[EXERCISE BRIEF]:
All records should be written out again exactly.

[RECORDS SHOWN]:

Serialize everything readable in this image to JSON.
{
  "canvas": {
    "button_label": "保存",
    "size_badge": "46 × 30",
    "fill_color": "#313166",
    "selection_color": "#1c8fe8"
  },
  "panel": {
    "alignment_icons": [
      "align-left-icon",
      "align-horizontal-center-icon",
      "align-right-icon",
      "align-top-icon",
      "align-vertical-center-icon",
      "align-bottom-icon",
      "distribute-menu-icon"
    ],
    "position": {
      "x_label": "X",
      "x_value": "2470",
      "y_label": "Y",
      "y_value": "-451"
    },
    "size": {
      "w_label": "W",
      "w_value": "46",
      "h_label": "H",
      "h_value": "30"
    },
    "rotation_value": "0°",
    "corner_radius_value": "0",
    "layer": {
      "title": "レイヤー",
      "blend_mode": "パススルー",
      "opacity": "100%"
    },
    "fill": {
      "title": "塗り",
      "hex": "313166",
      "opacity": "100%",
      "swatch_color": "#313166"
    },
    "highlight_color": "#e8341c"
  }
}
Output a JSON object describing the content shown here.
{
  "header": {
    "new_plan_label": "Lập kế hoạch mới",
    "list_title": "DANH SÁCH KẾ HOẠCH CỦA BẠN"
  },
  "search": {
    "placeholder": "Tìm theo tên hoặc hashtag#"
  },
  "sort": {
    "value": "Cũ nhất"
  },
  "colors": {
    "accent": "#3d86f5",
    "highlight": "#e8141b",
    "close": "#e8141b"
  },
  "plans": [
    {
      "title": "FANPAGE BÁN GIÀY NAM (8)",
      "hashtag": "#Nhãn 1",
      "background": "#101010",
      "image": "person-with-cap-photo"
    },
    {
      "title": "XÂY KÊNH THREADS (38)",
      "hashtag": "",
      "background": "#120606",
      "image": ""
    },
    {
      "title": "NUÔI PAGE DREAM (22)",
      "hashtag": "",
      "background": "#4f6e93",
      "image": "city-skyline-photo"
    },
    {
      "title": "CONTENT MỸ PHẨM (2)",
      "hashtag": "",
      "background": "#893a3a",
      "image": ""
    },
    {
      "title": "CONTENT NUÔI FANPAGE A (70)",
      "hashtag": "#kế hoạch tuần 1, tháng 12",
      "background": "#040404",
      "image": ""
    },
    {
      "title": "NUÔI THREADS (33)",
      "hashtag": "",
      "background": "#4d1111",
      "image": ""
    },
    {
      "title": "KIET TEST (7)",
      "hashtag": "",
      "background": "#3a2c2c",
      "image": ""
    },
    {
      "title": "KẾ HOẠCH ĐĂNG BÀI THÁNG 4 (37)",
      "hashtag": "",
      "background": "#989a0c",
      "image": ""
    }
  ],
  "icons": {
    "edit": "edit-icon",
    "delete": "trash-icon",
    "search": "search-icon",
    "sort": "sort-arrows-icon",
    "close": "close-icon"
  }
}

[RESULT FOR THIS EXERCISE]:
Serialize everything readable in this image to JSON.
{
  "canvas": {
    "button_label": "保存",
    "size_badge": "46 × 30",
    "fill_color": "#313166",
    "selection_color": "#1c8fe8"
  },
  "panel": {
    "alignment_icons": [
      "align-left-icon",
      "align-horizontal-center-icon",
      "align-right-icon",
      "align-top-icon",
      "align-vertical-center-icon",
      "align-bottom-icon",
      "distribute-menu-icon"
    ],
    "position": {
      "x_label": "X",
      "x_value": "2470",
      "y_label": "Y",
      "y_value": "-451"
    },
    "size": {
      "w_label": "W",
      "w_value": "46",
      "h_label": "H",
      "h_value": "30"
    },
    "rotation_value": "0°",
    "corner_radius_value": "0",
    "layer": {
      "title": "レイヤー",
      "blend_mode": "パススルー",
      "opacity": "100%"
    },
    "fill": {
      "title": "塗り",
      "hex": "313166",
      "opacity": "100%",
      "swatch_color": "#313166"
    },
    "highlight_color": "#e8341c"
  }
}
Output a JSON object describing the content shown here.
{
  "header": {
    "new_plan_label": "Lập kế hoạch mới",
    "list_title": "DANH SÁCH KẾ HOẠCH CỦA BẠN"
  },
  "search": {
    "placeholder": "Tìm theo tên hoặc hashtag#"
  },
  "sort": {
    "value": "Cũ nhất"
  },
  "colors": {
    "accent": "#3d86f5",
    "highlight": "#e8141b",
    "close": "#e8141b"
  },
  "plans": [
    {
      "title": "FANPAGE BÁN GIÀY NAM (8)",
      "hashtag": "#Nhãn 1",
      "background": "#101010",
      "image": "person-with-cap-photo"
    },
    {
      "title": "XÂY KÊNH THREADS (38)",
      "hashtag": "",
      "background": "#120606",
      "image": ""
    },
    {
      "title": "NUÔI PAGE DREAM (22)",
      "hashtag": "",
      "background": "#4f6e93",
      "image": "city-skyline-photo"
    },
    {
      "title": "CONTENT MỸ PHẨM (2)",
      "hashtag": "",
      "background": "#893a3a",
      "image": ""
    },
    {
      "title": "CONTENT NUÔI FANPAGE A (70)",
      "hashtag": "#kế hoạch tuần 1, tháng 12",
      "background": "#040404",
      "image": ""
    },
    {
      "title": "NUÔI THREADS (33)",
      "hashtag": "",
      "background": "#4d1111",
      "image": ""
    },
    {
      "title": "KIET TEST (7)",
      "hashtag": "",
      "background": "#3a2c2c",
      "image": ""
    },
    {
      "title": "KẾ HOẠCH ĐĂNG BÀI THÁNG 4 (37)",
      "hashtag": "",
      "background": "#989a0c",
      "image": ""
    }
  ],
  "icons": {
    "edit": "edit-icon",
    "delete": "trash-icon",
    "search": "search-icon",
    "sort": "sort-arrows-icon",
    "close": "close-icon"
  }
}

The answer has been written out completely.